EXERCISE INPUT:

===============

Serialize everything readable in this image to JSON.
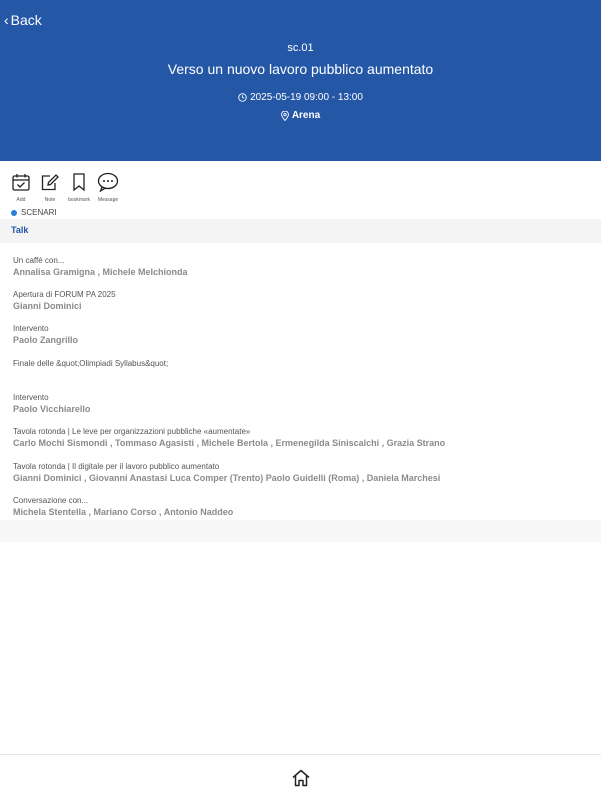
{
  "header": {
    "back_label": "Back",
    "code": "sc.01",
    "title": "Verso un nuovo lavoro pubblico aumentato",
    "datetime": "2025-05-19 09:00 - 13:00",
    "location": "Arena"
  },
  "actions": [
    {
      "label": "Add",
      "icon": "calendar-check-icon"
    },
    {
      "label": "Note",
      "icon": "note-edit-icon"
    },
    {
      "label": "bookmark",
      "icon": "bookmark-icon"
    },
    {
      "label": "Message",
      "icon": "message-bubble-icon"
    }
  ],
  "tag": {
    "label": "SCENARI",
    "color": "#2a7fd4"
  },
  "section": {
    "label": "Talk"
  },
  "talks": [
    {
      "title": "Un caffè con...",
      "speakers": "Annalisa Gramigna , Michele Melchionda"
    },
    {
      "title": "Apertura di FORUM PA 2025",
      "speakers": "Gianni Dominici"
    },
    {
      "title": "Intervento",
      "speakers": "Paolo Zangrillo"
    },
    {
      "title": "Finale delle &quot;Olimpiadi Syllabus&quot;",
      "speakers": ""
    },
    {
      "title": "Intervento",
      "speakers": "Paolo Vicchiarello"
    },
    {
      "title": "Tavola rotonda | Le leve per organizzazioni pubbliche «aumentate»",
      "speakers": "Carlo Mochi Sismondi , Tommaso Agasisti , Michele Bertola , Ermenegilda Siniscalchi , Grazia Strano"
    },
    {
      "title": "Tavola rotonda | Il digitale per il lavoro pubblico aumentato",
      "speakers": "Gianni Dominici , Giovanni Anastasi Luca Comper (Trento) Paolo Guidelli (Roma) , Daniela Marchesi"
    },
    {
      "title": "Conversazione con...",
      "speakers": "Michela Stentella , Mariano Corso , Antonio Naddeo"
    }
  ],
  "footer": {
    "icon": "home-icon"
  },
  "colors": {
    "brand": "#2557a7",
    "speaker": "#8b8b8b"
  }
}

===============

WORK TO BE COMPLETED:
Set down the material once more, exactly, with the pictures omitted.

REPLY TO THE TASK:
Serialize everything readable in this image to JSON.
{
  "header": {
    "back_label": "Back",
    "code": "sc.01",
    "title": "Verso un nuovo lavoro pubblico aumentato",
    "datetime": "2025-05-19 09:00 - 13:00",
    "location": "Arena"
  },
  "actions": [
    {
      "label": "Add",
      "icon": "calendar-check-icon"
    },
    {
      "label": "Note",
      "icon": "note-edit-icon"
    },
    {
      "label": "bookmark",
      "icon": "bookmark-icon"
    },
    {
      "label": "Message",
      "icon": "message-bubble-icon"
    }
  ],
  "tag": {
    "label": "SCENARI",
    "color": "#2a7fd4"
  },
  "section": {
    "label": "Talk"
  },
  "talks": [
    {
      "title": "Un caffè con...",
      "speakers": "Annalisa Gramigna , Michele Melchionda"
    },
    {
      "title": "Apertura di FORUM PA 2025",
      "speakers": "Gianni Dominici"
    },
    {
      "title": "Intervento",
      "speakers": "Paolo Zangrillo"
    },
    {
      "title": "Finale delle &quot;Olimpiadi Syllabus&quot;",
      "speakers": ""
    },
    {
      "title": "Intervento",
      "speakers": "Paolo Vicchiarello"
    },
    {
      "title": "Tavola rotonda | Le leve per organizzazioni pubbliche «aumentate»",
      "speakers": "Carlo Mochi Sismondi , Tommaso Agasisti , Michele Bertola , Ermenegilda Siniscalchi , Grazia Strano"
    },
    {
      "title": "Tavola rotonda | Il digitale per il lavoro pubblico aumentato",
      "speakers": "Gianni Dominici , Giovanni Anastasi Luca Comper (Trento) Paolo Guidelli (Roma) , Daniela Marchesi"
    },
    {
      "title": "Conversazione con...",
      "speakers": "Michela Stentella , Mariano Corso , Antonio Naddeo"
    }
  ],
  "footer": {
    "icon": "home-icon"
  },
  "colors": {
    "brand": "#2557a7",
    "speaker": "#8b8b8b"
  }
}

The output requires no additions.